• Task requirements
Counting from the line that holds "Transcribe this image's", return each line exactly, through and including the last line of the entries.

::::

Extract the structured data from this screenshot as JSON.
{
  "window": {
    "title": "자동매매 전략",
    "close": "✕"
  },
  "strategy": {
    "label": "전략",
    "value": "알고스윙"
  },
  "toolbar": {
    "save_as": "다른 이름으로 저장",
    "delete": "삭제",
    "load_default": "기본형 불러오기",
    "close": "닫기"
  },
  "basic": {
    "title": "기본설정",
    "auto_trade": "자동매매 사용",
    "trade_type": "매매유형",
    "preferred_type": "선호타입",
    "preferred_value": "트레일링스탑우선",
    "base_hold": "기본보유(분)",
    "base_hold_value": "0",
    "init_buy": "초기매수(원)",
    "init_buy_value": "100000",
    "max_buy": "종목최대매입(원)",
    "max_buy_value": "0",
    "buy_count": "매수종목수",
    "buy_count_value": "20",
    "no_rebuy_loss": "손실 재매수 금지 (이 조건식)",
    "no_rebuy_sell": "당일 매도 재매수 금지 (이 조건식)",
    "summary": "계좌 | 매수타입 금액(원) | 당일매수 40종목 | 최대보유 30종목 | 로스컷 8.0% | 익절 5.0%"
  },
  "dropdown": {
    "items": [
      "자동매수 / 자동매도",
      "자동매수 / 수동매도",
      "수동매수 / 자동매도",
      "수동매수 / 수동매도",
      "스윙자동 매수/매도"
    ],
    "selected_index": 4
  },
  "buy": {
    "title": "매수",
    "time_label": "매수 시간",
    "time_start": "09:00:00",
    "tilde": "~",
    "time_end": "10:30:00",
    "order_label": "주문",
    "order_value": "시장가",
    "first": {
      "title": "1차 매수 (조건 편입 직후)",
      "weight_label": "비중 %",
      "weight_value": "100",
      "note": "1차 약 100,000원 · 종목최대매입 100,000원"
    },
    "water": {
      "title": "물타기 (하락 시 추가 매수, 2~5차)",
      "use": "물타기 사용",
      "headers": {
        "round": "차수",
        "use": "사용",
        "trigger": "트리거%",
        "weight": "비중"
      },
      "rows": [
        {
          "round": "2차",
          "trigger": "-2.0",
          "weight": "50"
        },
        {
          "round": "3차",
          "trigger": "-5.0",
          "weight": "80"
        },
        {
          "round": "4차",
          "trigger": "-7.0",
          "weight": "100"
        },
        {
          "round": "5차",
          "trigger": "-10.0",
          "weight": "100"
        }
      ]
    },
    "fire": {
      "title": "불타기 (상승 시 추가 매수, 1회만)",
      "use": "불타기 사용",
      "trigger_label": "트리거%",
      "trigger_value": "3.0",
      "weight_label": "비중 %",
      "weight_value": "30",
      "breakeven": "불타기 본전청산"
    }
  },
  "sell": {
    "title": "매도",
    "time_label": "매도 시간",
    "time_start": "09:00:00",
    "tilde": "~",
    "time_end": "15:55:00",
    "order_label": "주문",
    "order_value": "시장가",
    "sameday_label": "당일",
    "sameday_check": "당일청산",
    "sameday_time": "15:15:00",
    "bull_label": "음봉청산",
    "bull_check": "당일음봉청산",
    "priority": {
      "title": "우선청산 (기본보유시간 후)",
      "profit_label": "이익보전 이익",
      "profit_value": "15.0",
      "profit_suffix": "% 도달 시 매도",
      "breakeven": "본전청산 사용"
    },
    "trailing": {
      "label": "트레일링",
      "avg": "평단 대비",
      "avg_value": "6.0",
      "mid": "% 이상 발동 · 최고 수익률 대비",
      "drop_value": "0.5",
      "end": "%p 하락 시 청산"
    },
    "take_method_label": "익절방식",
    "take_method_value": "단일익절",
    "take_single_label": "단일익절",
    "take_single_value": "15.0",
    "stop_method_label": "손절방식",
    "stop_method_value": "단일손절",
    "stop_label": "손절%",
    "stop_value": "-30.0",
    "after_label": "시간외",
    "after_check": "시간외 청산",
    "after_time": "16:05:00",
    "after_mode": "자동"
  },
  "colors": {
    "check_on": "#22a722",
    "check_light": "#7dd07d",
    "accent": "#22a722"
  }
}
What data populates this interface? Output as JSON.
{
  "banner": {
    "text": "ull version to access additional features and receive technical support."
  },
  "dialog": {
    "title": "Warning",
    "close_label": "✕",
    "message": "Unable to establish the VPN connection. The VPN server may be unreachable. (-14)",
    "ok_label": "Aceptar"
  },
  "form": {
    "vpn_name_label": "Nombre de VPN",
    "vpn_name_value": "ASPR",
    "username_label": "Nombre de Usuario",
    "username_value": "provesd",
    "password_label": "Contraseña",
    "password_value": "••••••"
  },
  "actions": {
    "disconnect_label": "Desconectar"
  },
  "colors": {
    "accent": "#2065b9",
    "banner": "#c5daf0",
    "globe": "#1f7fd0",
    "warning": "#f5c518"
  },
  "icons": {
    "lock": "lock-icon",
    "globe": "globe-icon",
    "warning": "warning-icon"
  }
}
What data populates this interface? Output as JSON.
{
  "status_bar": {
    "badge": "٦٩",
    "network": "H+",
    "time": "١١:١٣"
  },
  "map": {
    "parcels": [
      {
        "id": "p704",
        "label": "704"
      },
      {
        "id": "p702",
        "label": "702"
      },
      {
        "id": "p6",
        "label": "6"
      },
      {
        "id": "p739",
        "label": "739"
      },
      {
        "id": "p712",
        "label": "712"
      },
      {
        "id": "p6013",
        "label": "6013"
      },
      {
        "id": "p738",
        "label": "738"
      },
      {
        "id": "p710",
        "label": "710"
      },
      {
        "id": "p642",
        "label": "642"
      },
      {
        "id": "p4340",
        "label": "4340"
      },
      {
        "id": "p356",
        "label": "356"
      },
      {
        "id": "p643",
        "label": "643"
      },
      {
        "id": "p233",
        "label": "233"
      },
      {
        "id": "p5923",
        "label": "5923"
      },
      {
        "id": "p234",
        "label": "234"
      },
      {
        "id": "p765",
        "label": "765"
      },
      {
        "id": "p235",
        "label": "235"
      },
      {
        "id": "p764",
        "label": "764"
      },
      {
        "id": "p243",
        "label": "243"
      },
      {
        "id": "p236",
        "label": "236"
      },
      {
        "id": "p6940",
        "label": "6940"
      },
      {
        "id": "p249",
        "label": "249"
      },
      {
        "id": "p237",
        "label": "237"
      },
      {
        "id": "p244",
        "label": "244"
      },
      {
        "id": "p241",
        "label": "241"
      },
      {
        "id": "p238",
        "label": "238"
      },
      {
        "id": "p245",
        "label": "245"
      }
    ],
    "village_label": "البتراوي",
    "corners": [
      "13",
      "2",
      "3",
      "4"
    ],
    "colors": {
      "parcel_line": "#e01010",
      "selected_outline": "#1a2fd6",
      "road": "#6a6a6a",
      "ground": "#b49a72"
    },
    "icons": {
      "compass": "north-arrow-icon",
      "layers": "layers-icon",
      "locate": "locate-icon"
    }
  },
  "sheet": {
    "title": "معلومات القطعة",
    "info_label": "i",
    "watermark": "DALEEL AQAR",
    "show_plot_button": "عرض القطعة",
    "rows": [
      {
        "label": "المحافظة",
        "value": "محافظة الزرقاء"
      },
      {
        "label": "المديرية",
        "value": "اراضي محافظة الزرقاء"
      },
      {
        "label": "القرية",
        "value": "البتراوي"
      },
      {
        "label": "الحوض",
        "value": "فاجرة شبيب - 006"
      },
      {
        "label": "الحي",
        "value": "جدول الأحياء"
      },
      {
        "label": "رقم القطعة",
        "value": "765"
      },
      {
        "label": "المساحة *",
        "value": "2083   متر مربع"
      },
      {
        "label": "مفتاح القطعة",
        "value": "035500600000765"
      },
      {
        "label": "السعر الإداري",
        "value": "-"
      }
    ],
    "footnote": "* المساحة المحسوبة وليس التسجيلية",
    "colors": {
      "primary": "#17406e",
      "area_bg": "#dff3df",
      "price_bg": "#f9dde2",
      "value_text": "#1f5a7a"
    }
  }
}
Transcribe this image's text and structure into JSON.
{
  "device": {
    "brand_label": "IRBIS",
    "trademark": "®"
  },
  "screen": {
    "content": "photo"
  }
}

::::

• Reply
Transcribe this image's text and structure into JSON.
{
  "device": {
    "brand_label": "IRBIS",
    "trademark": "®"
  },
  "screen": {
    "content": "photo"
  }
}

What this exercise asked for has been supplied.